An updated list of cases of HLH diagnosed during pregnancy is presented in Table 1. The cause of HLH in 5 of the 24 presented cases was never determined. Teng et al. and Shukla et al. present the hypothesis that these cases with unknown etiology may be pregnancy derived from fetomaternal trafficking, similar to the pathogenesis of preeclampsia in which the immature placenta releases genetically foreign material into maternal circulation. Maternal T-lymphocytes, unable to recognize these unfamiliar human lymphocyte antigens, may trigger a systemic inflammatory response and cytokine storm similar to what is seen in HLH [18, 19, 30, 31]. The actual mechanism of pregnancy inducing HLH is still unknown, but some suggest a definite connection between the two secondary to several reports of symptom resolution and disease remission after pregnancy termination (via therapeutic abortion, spontaneous abortion, or cesarean delivery). Systemic lupus erythematosus (5/24), Epstein-Barr virus (3/24), and Parvovirus B19 (3/24) were among the majority of associated diseases. Other triggers seen in individual cases included HIV-1 and malaria, Still’s disease, B-cell non-Hodgkin lymphoma, hyperemesis, primary Sjogren’s syndrome, pyogenic liver abscess, autoimmune hemolytic anemia (AIHA), cytomegalovirus (CMV), herpes simplex virus 2 (HSV2), and varicella zoster virus (VZV).

Among these cases, the most common and safest method of treatment during pregnancy was high dose corticosteroids and/or directed treatment of the underlying cause of the HLH, if known. Of the 24 cases, corticosteroids were used in 18 of them, usually as initial treatment. The relatively low risk of birth defects in women taking corticosteroids during pregnancy, especially after the first trimester, suggests that the benefit of using these drugs greatly outweighs the risks. Excluding the use of antibiotics, in eight of the cases, corticosteroids were the only treatment methods used. In six of these eight cases, it was believed that remission of the disease was due solely to steroid administration. In the other two cases, it is unclear whether remission was due to steroids or termination of the pregnancy (via spontaneous abortion or cesarean delivery). While antibiotics were initiated in half of the cases (14/24), disease remission was never attributed to the use of antibiotics alone.

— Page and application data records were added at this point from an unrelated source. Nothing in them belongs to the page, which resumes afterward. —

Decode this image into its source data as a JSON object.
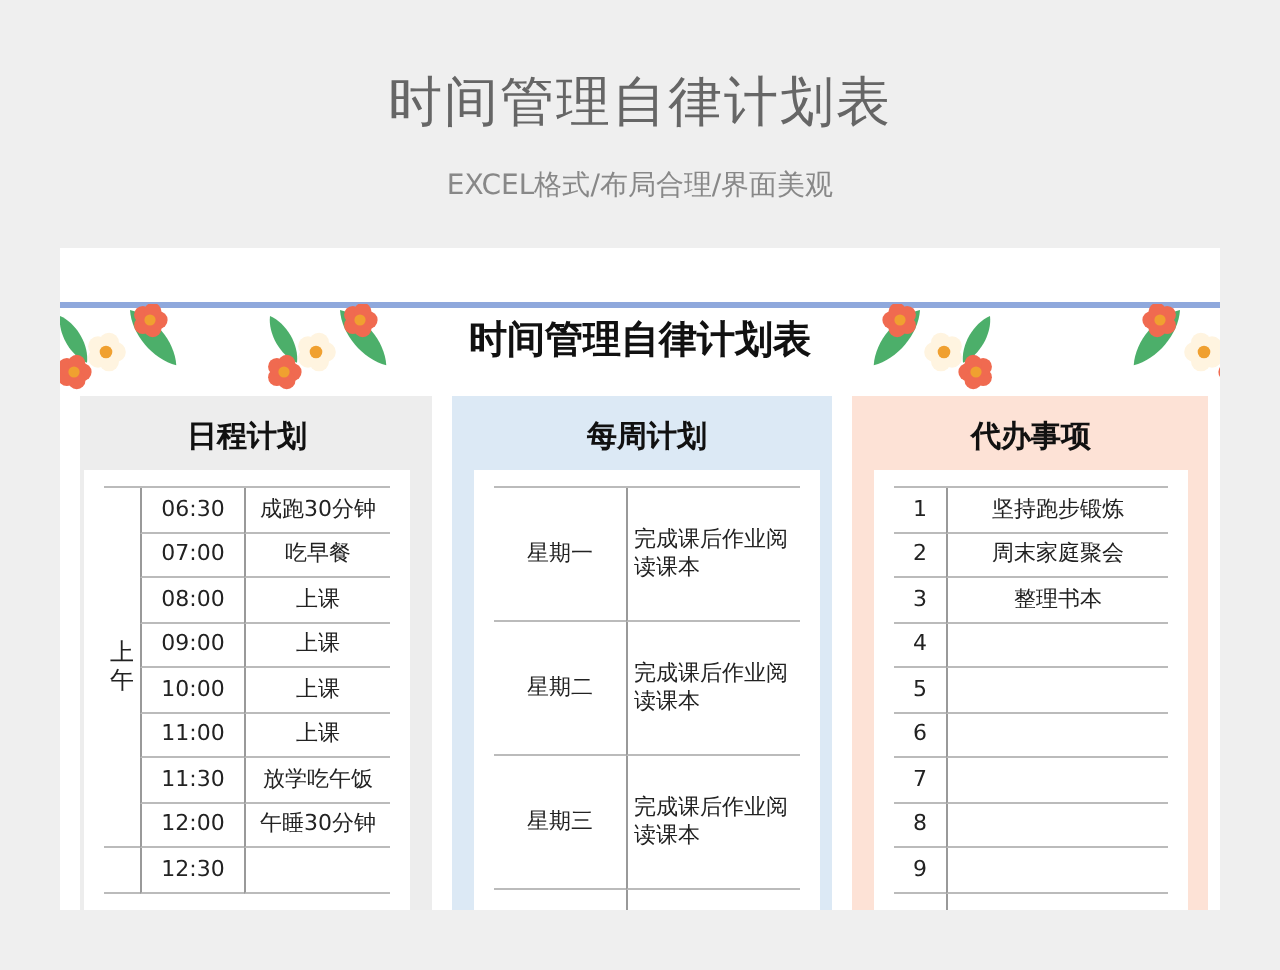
{
  "page": {
    "title": "时间管理自律计划表",
    "subtitle": "EXCEL格式/布局合理/界面美观"
  },
  "sheet": {
    "title": "时间管理自律计划表"
  },
  "daily_plan": {
    "title": "日程计划",
    "groups": [
      {
        "label": "上午",
        "rows": [
          {
            "time": "06:30",
            "activity": "成跑30分钟"
          },
          {
            "time": "07:00",
            "activity": "吃早餐"
          },
          {
            "time": "08:00",
            "activity": "上课"
          },
          {
            "time": "09:00",
            "activity": "上课"
          },
          {
            "time": "10:00",
            "activity": "上课"
          },
          {
            "time": "11:00",
            "activity": "上课"
          },
          {
            "time": "11:30",
            "activity": "放学吃午饭"
          },
          {
            "time": "12:00",
            "activity": "午睡30分钟"
          }
        ]
      },
      {
        "rows": [
          {
            "time": "12:30"
          }
        ]
      }
    ]
  },
  "weekly_plan": {
    "title": "每周计划",
    "rows": [
      {
        "day": "星期一",
        "task": "完成课后作业阅读课本"
      },
      {
        "day": "星期二",
        "task": "完成课后作业阅读课本"
      },
      {
        "day": "星期三",
        "task": "完成课后作业阅读课本"
      }
    ]
  },
  "todo": {
    "title": "代办事项",
    "rows": [
      {
        "number": "1",
        "item": "坚持跑步锻炼"
      },
      {
        "number": "2",
        "item": "周末家庭聚会"
      },
      {
        "number": "3",
        "item": "整理书本"
      },
      {
        "number": "4"
      },
      {
        "number": "5"
      },
      {
        "number": "6"
      },
      {
        "number": "7"
      },
      {
        "number": "8"
      },
      {
        "number": "9"
      }
    ]
  }
}
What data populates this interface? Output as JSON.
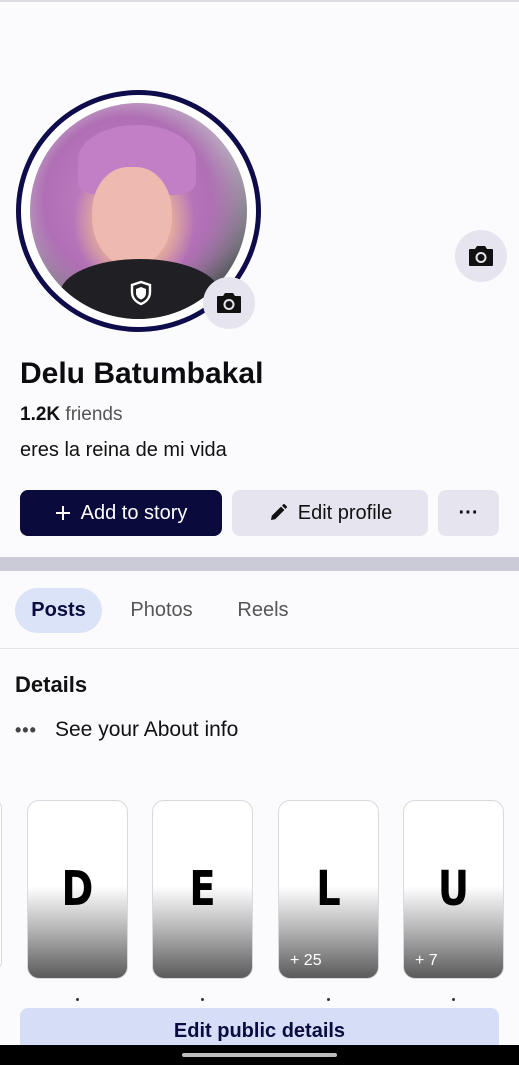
{
  "profile": {
    "name": "Delu Batumbakal",
    "friends_count": "1.2K",
    "friends_label": "friends",
    "bio": "eres la reina de mi vida"
  },
  "actions": {
    "add_story": "Add to story",
    "edit_profile": "Edit profile",
    "more": "···"
  },
  "tabs": [
    {
      "label": "Posts",
      "active": true
    },
    {
      "label": "Photos",
      "active": false
    },
    {
      "label": "Reels",
      "active": false
    }
  ],
  "details": {
    "title": "Details",
    "about": "See your About info",
    "about_dots": "•••"
  },
  "highlights": [
    {
      "letter": "D",
      "count": ""
    },
    {
      "letter": "E",
      "count": ""
    },
    {
      "letter": "L",
      "count": "+ 25"
    },
    {
      "letter": "U",
      "count": "+ 7"
    }
  ],
  "edit_public": "Edit public details",
  "colors": {
    "primary_dark": "#0b0a3d",
    "button_gray": "#e6e4ef",
    "tab_active_bg": "#dbe3f8",
    "edit_public_bg": "#d6def7"
  },
  "icons": [
    "camera-icon",
    "shield-icon",
    "plus-icon",
    "pencil-icon"
  ]
}
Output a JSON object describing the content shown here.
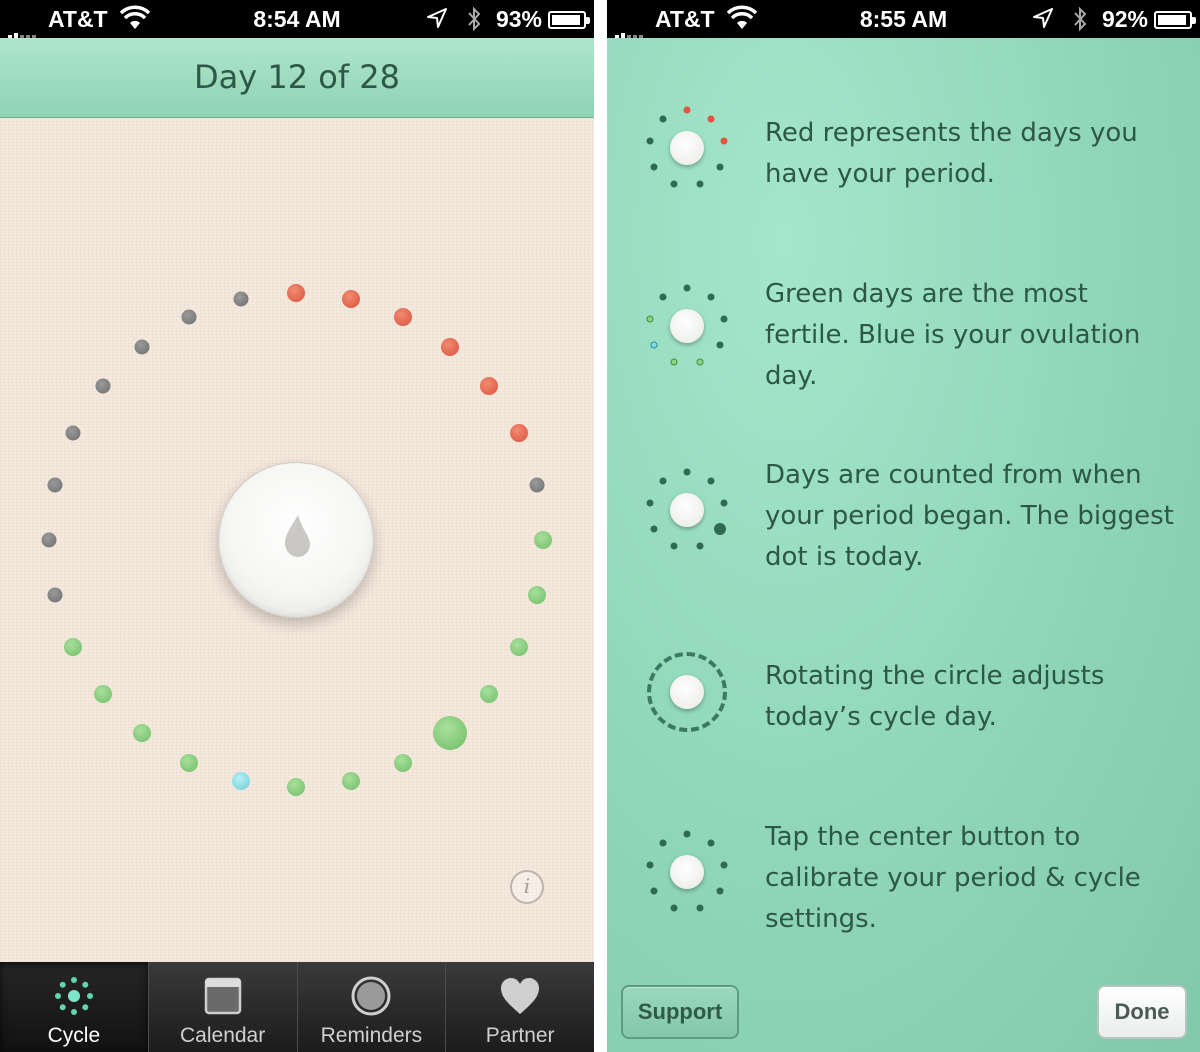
{
  "left": {
    "status": {
      "carrier": "AT&T",
      "time": "8:54 AM",
      "battery": "93%",
      "battery_level": 0.93
    },
    "header": {
      "title": "Day 12 of 28"
    },
    "cycle": {
      "days": 28,
      "today_day": 12,
      "day_colors": [
        "red",
        "red",
        "red",
        "red",
        "red",
        "red",
        "gray",
        "green",
        "green",
        "green",
        "green",
        "green",
        "green",
        "green",
        "green",
        "blue",
        "green",
        "green",
        "green",
        "green",
        "gray",
        "gray",
        "gray",
        "gray",
        "gray",
        "gray",
        "gray",
        "gray"
      ],
      "today_index": 11,
      "colors": {
        "red": "#e0553d",
        "gray": "#7c7c7c",
        "green": "#86cc7a",
        "blue": "#8ee0e8"
      }
    },
    "center_button": {
      "icon": "drop-icon"
    },
    "info_button": {
      "label": "i"
    },
    "tabs": [
      {
        "label": "Cycle",
        "icon": "cycle-dots-icon",
        "active": true
      },
      {
        "label": "Calendar",
        "icon": "calendar-icon",
        "active": false
      },
      {
        "label": "Reminders",
        "icon": "reminders-circle-icon",
        "active": false
      },
      {
        "label": "Partner",
        "icon": "heart-icon",
        "active": false
      }
    ]
  },
  "right": {
    "status": {
      "carrier": "AT&T",
      "time": "8:55 AM",
      "battery": "92%",
      "battery_level": 0.92
    },
    "help": [
      {
        "text": "Red represents the days you have your period.",
        "icon": "period-red-icon"
      },
      {
        "text": "Green days are the most fertile. Blue is your ovulation day.",
        "icon": "fertile-green-icon"
      },
      {
        "text": "Days are counted from when your period began. The biggest dot is today.",
        "icon": "today-biggest-dot-icon"
      },
      {
        "text": "Rotating the circle adjusts today’s cycle day.",
        "icon": "rotate-circle-icon"
      },
      {
        "text": "Tap the center button to calibrate your period & cycle settings.",
        "icon": "center-button-icon"
      }
    ],
    "buttons": {
      "support": "Support",
      "done": "Done"
    }
  }
}
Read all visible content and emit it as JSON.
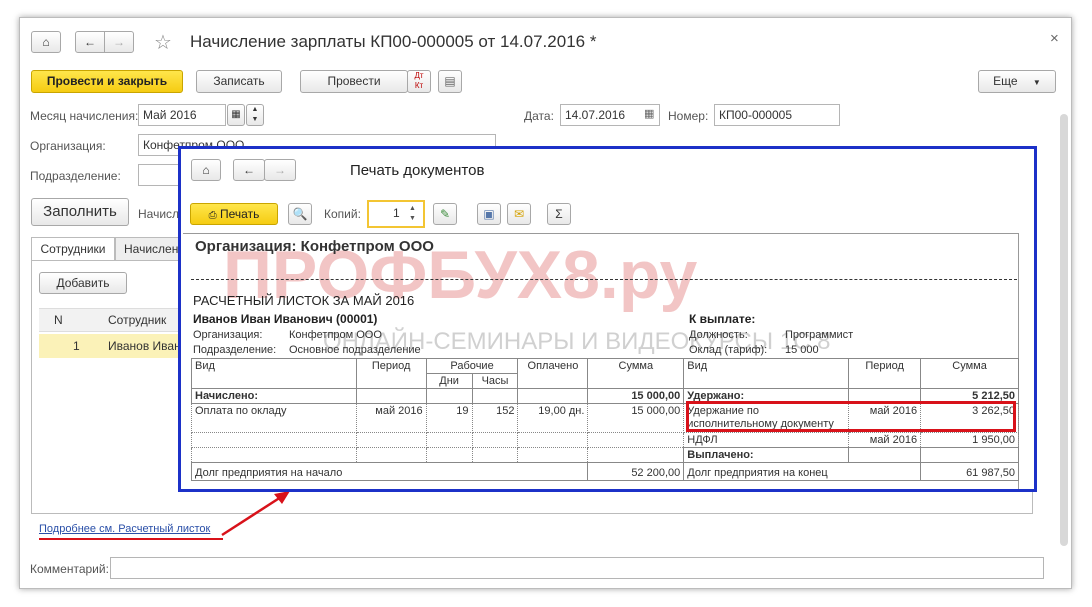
{
  "window": {
    "title": "Начисление зарплаты КП00-000005 от 14.07.2016 *",
    "close": "×"
  },
  "toolbar": {
    "post_close": "Провести и закрыть",
    "save": "Записать",
    "post": "Провести",
    "more": "Еще"
  },
  "form": {
    "month_label": "Месяц начисления:",
    "month_value": "Май 2016",
    "date_label": "Дата:",
    "date_value": "14.07.2016",
    "number_label": "Номер:",
    "number_value": "КП00-000005",
    "org_label": "Организация:",
    "org_value": "Конфетпром ООО",
    "dept_label": "Подразделение:",
    "fill_button": "Заполнить",
    "accrual_partial": "Начисл",
    "comment_label": "Комментарий:"
  },
  "tabs": [
    {
      "label": "Сотрудники"
    },
    {
      "label": "Начислен"
    }
  ],
  "employees": {
    "add_button": "Добавить",
    "col_n": "N",
    "col_employee": "Сотрудник",
    "rows": [
      {
        "n": "1",
        "name": "Иванов Иван"
      }
    ]
  },
  "link": {
    "payslip": "Подробнее см. Расчетный листок"
  },
  "print_window": {
    "title": "Печать документов",
    "print_button": "Печать",
    "copies_label": "Копий:",
    "copies_value": "1",
    "sigma": "Σ"
  },
  "payslip": {
    "org_header": "Организация: Конфетпром ООО",
    "title": "РАСЧЕТНЫЙ ЛИСТОК ЗА МАЙ 2016",
    "employee": "Иванов Иван Иванович (00001)",
    "org_label": "Организация:",
    "org_value": "Конфетпром ООО",
    "dept_label": "Подразделение:",
    "dept_value": "Основное подразделение",
    "to_pay_label": "К выплате:",
    "position_label": "Должность:",
    "position_value": "Программист",
    "salary_label": "Оклад (тариф):",
    "salary_value": "15 000",
    "h_kind": "Вид",
    "h_period": "Период",
    "h_working": "Рабочие",
    "h_days": "Дни",
    "h_hours": "Часы",
    "h_paid": "Оплачено",
    "h_sum": "Сумма",
    "h_kind2": "Вид",
    "h_period2": "Период",
    "h_sum2": "Сумма",
    "accrued_label": "Начислено:",
    "accrued_total": "15 000,00",
    "withheld_label": "Удержано:",
    "withheld_total": "5 212,50",
    "row1_kind": "Оплата по окладу",
    "row1_period": "май 2016",
    "row1_days": "19",
    "row1_hours": "152",
    "row1_paid": "19,00 дн.",
    "row1_sum": "15 000,00",
    "ded1_kind_a": "Удержание по",
    "ded1_kind_b": "исполнительному документу",
    "ded1_period": "май 2016",
    "ded1_sum": "3 262,50",
    "ded2_kind": "НДФЛ",
    "ded2_period": "май 2016",
    "ded2_sum": "1 950,00",
    "paid_out_label": "Выплачено:",
    "debt_start_label": "Долг предприятия на начало",
    "debt_start_value": "52 200,00",
    "debt_end_label": "Долг предприятия на конец",
    "debt_end_value": "61 987,50"
  },
  "watermark": {
    "main": "ПРОФБУХ8.ру",
    "sub": "ОНЛАЙН-СЕМИНАРЫ И ВИДЕОКУРСЫ 1С:8"
  },
  "colors": {
    "highlight_red": "#d8121a",
    "print_window_border": "#1c31c8",
    "accent_yellow": "#f5cc12",
    "selected_row": "#fbf2b8"
  }
}
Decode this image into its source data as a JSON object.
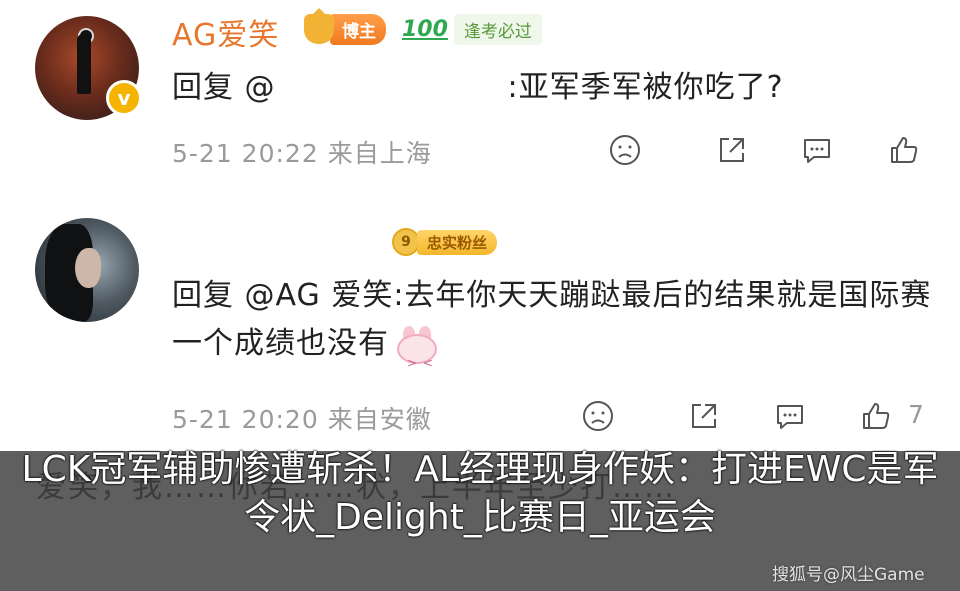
{
  "comments": [
    {
      "username": "AG爱笑",
      "badges": {
        "host": "博主",
        "exam": "逢考必过",
        "exam_icon": "100"
      },
      "reply_prefix": "回复 @",
      "reply_text": ":亚军季军被你吃了?",
      "timestamp": "5-21 20:22",
      "location": "来自上海"
    },
    {
      "fan_badge": {
        "level": "9",
        "label": "忠实粉丝"
      },
      "reply_text": "回复 @AG 爱笑:去年你天天蹦跶最后的结果就是国际赛一个成绩也没有",
      "timestamp": "5-21 20:20",
      "location": "来自安徽",
      "like_count": "7"
    }
  ],
  "overlay": {
    "headline": "LCK冠军辅助惨遭斩杀！AL经理现身作妖：打进EWC是军令状_Delight_比赛日_亚运会",
    "watermark": "搜狐号@风尘Game",
    "background_text": "爱笑，我……你若……状，上半年至少打……"
  },
  "colors": {
    "username": "#e8772e",
    "meta": "#9a9a9a",
    "overlay": "#3c3c3c"
  },
  "icons": [
    "sad-face-icon",
    "share-icon",
    "comment-icon",
    "like-icon"
  ]
}
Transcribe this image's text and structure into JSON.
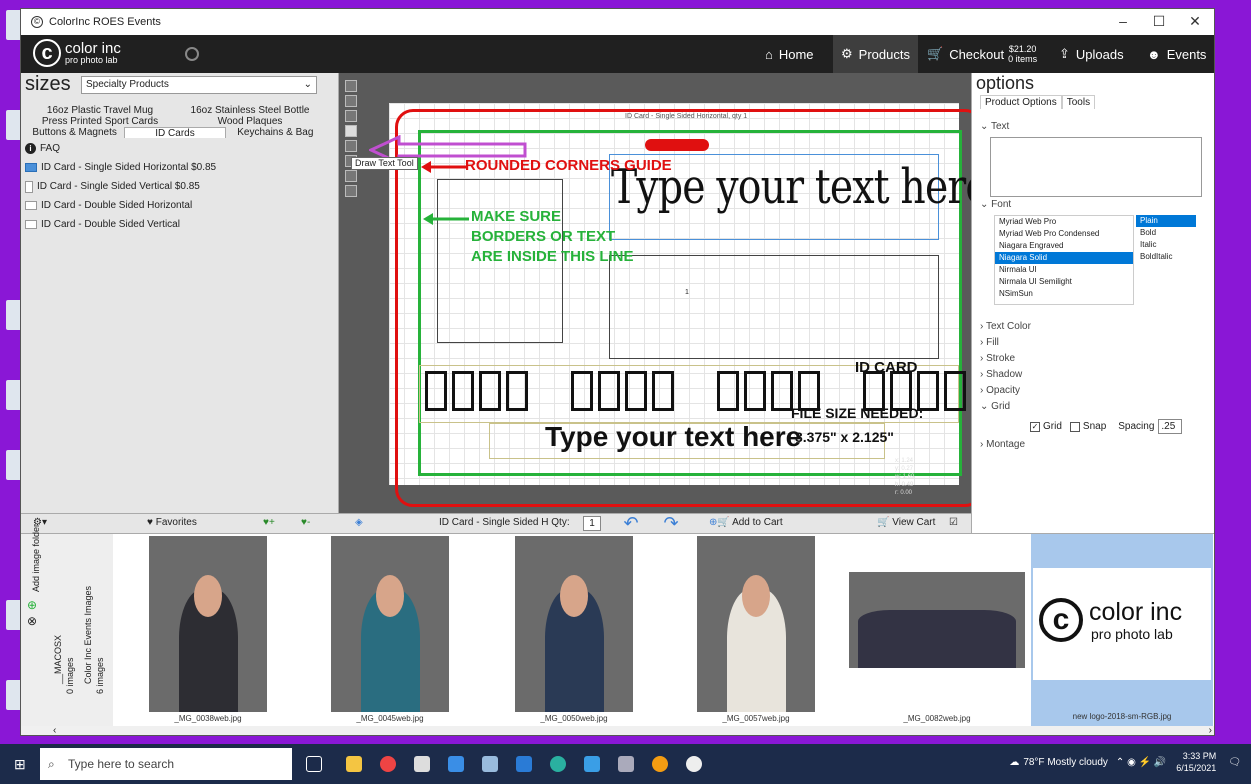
{
  "window": {
    "title": "ColorInc ROES Events"
  },
  "appbar": {
    "logo_main": "color inc",
    "logo_sub": "pro photo lab",
    "home": "Home",
    "products": "Products",
    "checkout": "Checkout",
    "checkout_amount": "$21.20",
    "checkout_items": "0 items",
    "uploads": "Uploads",
    "events": "Events"
  },
  "sizes": {
    "title": "sizes",
    "category": "Specialty Products",
    "tabs_row1": [
      "16oz Plastic Travel Mug",
      "16oz Stainless Steel Bottle"
    ],
    "tabs_row2": [
      "Press Printed Sport Cards",
      "Wood Plaques"
    ],
    "tabs_row3": [
      "Buttons & Magnets",
      "ID Cards",
      "Keychains & Bag Tags"
    ],
    "faq": "FAQ",
    "items": [
      "ID Card - Single Sided Horizontal $0.85",
      "ID Card - Single Sided Vertical $0.85",
      "ID Card - Double Sided Horizontal",
      "ID Card - Double Sided Vertical"
    ]
  },
  "canvas": {
    "tooltip": "Draw Text Tool",
    "card_caption": "ID Card - Single Sided Horizontal, qty 1",
    "guide_red": "ROUNDED CORNERS GUIDE",
    "guide_green_1": "MAKE SURE",
    "guide_green_2": "BORDERS OR TEXT",
    "guide_green_3": "ARE INSIDE THIS LINE",
    "big_text": "Type your text here",
    "box2_number": "1",
    "id_card_label": "ID CARD",
    "file_size_1": "FILE SIZE NEEDED:",
    "small_text": "Type your text here",
    "file_size_2": "3.375\" x 2.125\"",
    "coords": [
      "x: 1.24",
      "y: 0.27",
      "w: 1.69",
      "h: 0.49",
      "r: 0.00"
    ]
  },
  "bottombar": {
    "favorites": "Favorites",
    "product_label": "ID Card - Single Sided H Qty:",
    "qty": "1",
    "add_to_cart": "Add to Cart",
    "view_cart": "View Cart"
  },
  "options": {
    "title": "options",
    "tab1": "Product Options",
    "tab2": "Tools",
    "text_section": "Text",
    "font_section": "Font",
    "fonts": [
      "Myriad Web Pro",
      "Myriad Web Pro Condensed",
      "Niagara Engraved",
      "Niagara Solid",
      "Nirmala UI",
      "Nirmala UI Semilight",
      "NSimSun"
    ],
    "selected_font": "Niagara Solid",
    "styles": [
      "Plain",
      "Bold",
      "Italic",
      "BoldItalic"
    ],
    "selected_style": "Plain",
    "sections": [
      "Text Color",
      "Fill",
      "Stroke",
      "Shadow",
      "Opacity"
    ],
    "grid_section": "Grid",
    "grid_label": "Grid",
    "grid_checked": true,
    "snap_label": "Snap",
    "snap_checked": false,
    "spacing_label": "Spacing",
    "spacing_value": ".25",
    "montage": "Montage"
  },
  "strip": {
    "add_folder": "Add image folder",
    "folder1": "__MACOSX",
    "folder1_count": "0 images",
    "folder2": "Color Inc Events Images",
    "folder2_count": "6 images",
    "images": [
      "_MG_0038web.jpg",
      "_MG_0045web.jpg",
      "_MG_0050web.jpg",
      "_MG_0057web.jpg",
      "_MG_0082web.jpg",
      "new logo-2018-sm-RGB.jpg"
    ],
    "logo_main": "color inc",
    "logo_sub": "pro photo lab"
  },
  "taskbar": {
    "search_placeholder": "Type here to search",
    "weather": "78°F  Mostly cloudy",
    "time": "3:33 PM",
    "date": "6/15/2021"
  },
  "colors": {
    "accent_purple": "#8a17d6",
    "guide_red": "#e01010",
    "guide_green": "#26b23a",
    "select_blue": "#0078d7"
  }
}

Other treatment options employed in these cases included IVIg (intravenous immunoglobulin-11/24), cyclosporine A (5/24), antithrombin III (AT III-4/24), antiviral medications (4/24), etoposide (2/24), rituximab (1/24), R-CHOP (rituximab, cyclophosphamide, doxorubicin, vincristine, prednisone chemotherapy regimen-1/24), HAART (highly active antiretroviral therapy-1/24), and splenectomy (1/24) [324, 31].

In summary, when constructing the differential diagnosis of a pregnant patient with fever, cytopenias, hepatic dysfunction, and elevated ferritin, it is important to consider hemophagocytic lymphohistiocytosis as a potential etiology. Also, in illnesses where the etiology appears nebulous, consideration to the addition of ferritin to laboratory panels may assist in honing in on the correct diagnosis. Finally, in severe/catastrophic cases, the benefit of etoposide use in pregnancy likely outweighs the potential harm to the fetus and should be strongly considered.

Conflicts of Interest

The authors declare that there are no conflicts of interest regarding the publication of this paper.